▶ [ACTIVITY]
All records below should be repeated exactly, with the pictures left out.

━━ DATA SUPPLIED ━━

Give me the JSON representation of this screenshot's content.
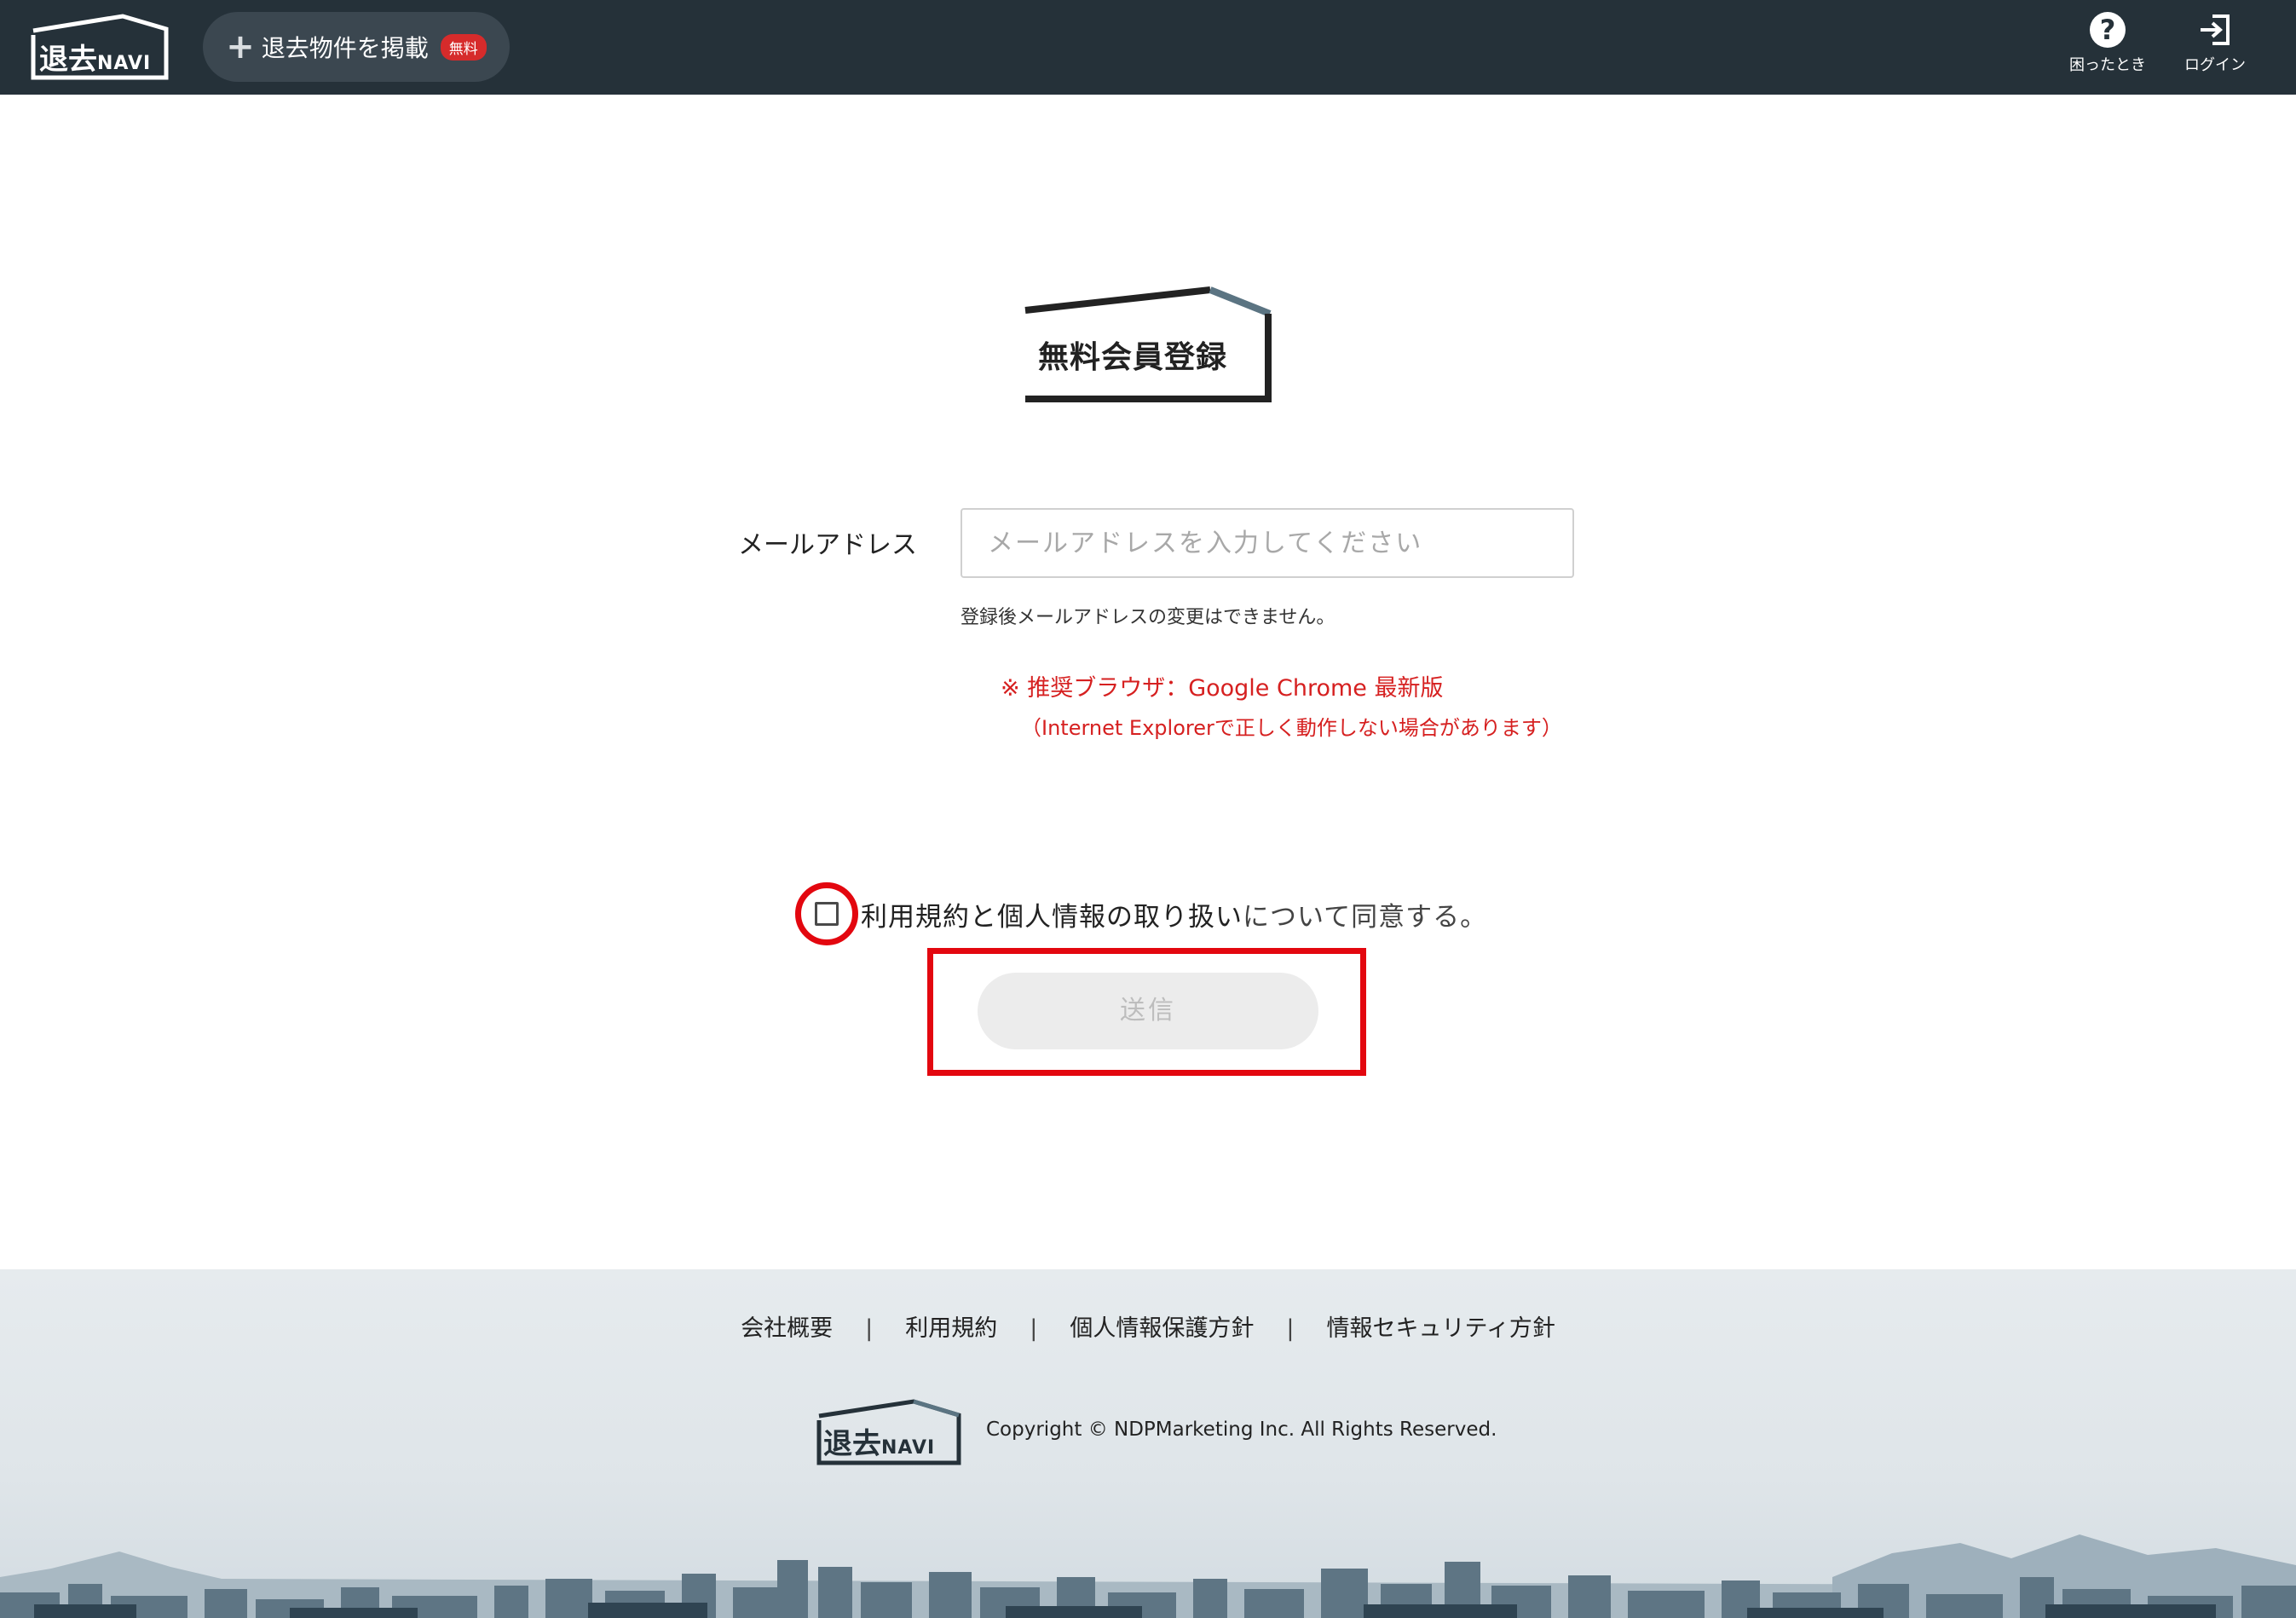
{
  "header": {
    "logo": {
      "main": "退去",
      "sub": "NAVI"
    },
    "post_button": {
      "label": "退去物件を掲載",
      "badge": "無料"
    },
    "help": {
      "label": "困ったとき"
    },
    "login": {
      "label": "ログイン"
    }
  },
  "main": {
    "title": "無料会員登録",
    "email": {
      "label": "メールアドレス",
      "placeholder": "メールアドレスを入力してください",
      "value": "",
      "note": "登録後メールアドレスの変更はできません。"
    },
    "recommendation": {
      "line1": "※ 推奨ブラウザ：Google Chrome 最新版",
      "line2": "（Internet Explorerで正しく動作しない場合があります）"
    },
    "agreement": {
      "checked": false,
      "link_text": "利用規約と個人情報の取り扱い",
      "rest_text": "について同意する。"
    },
    "submit": {
      "label": "送信",
      "disabled": true
    }
  },
  "footer": {
    "links": [
      "会社概要",
      "利用規約",
      "個人情報保護方針",
      "情報セキュリティ方針"
    ],
    "separator": "|",
    "logo": {
      "main": "退去",
      "sub": "NAVI"
    },
    "copyright": "Copyright © NDPMarketing Inc. All Rights Reserved."
  },
  "colors": {
    "header_bg": "#253139",
    "highlight_red": "#e3070f",
    "notice_red": "#d62020",
    "badge_red": "#d62b2b"
  },
  "icons": {
    "help": "question-circle-icon",
    "login": "login-arrow-icon",
    "add": "plus-icon"
  }
}
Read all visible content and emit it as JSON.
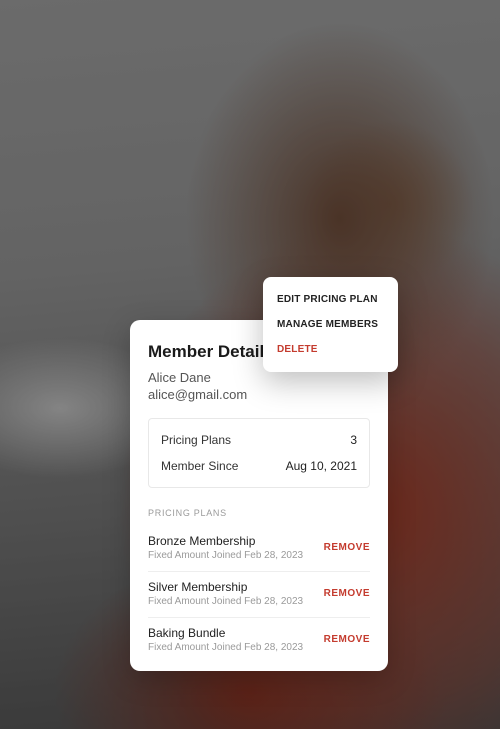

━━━

▶ [TASK OUTPUT]
Give me the JSON representation of this screenshot's content.
{
  "header": {
    "logo": {
      "main": "退去",
      "sub": "NAVI"
    },
    "post_button": {
      "label": "退去物件を掲載",
      "badge": "無料"
    },
    "help": {
      "label": "困ったとき"
    },
    "login": {
      "label": "ログイン"
    }
  },
  "main": {
    "title": "無料会員登録",
    "email": {
      "label": "メールアドレス",
      "placeholder": "メールアドレスを入力してください",
      "value": "",
      "note": "登録後メールアドレスの変更はできません。"
    },
    "recommendation": {
      "line1": "※ 推奨ブラウザ：Google Chrome 最新版",
      "line2": "（Internet Explorerで正しく動作しない場合があります）"
    },
    "agreement": {
      "checked": false,
      "link_text": "利用規約と個人情報の取り扱い",
      "rest_text": "について同意する。"
    },
    "submit": {
      "label": "送信",
      "disabled": true
    }
  },
  "footer": {
    "links": [
      "会社概要",
      "利用規約",
      "個人情報保護方針",
      "情報セキュリティ方針"
    ],
    "separator": "|",
    "logo": {
      "main": "退去",
      "sub": "NAVI"
    },
    "copyright": "Copyright © NDPMarketing Inc. All Rights Reserved."
  },
  "colors": {
    "header_bg": "#253139",
    "highlight_red": "#e3070f",
    "notice_red": "#d62020",
    "badge_red": "#d62b2b"
  },
  "icons": {
    "help": "question-circle-icon",
    "login": "login-arrow-icon",
    "add": "plus-icon"
  }
}
Read all visible content and emit it as JSON.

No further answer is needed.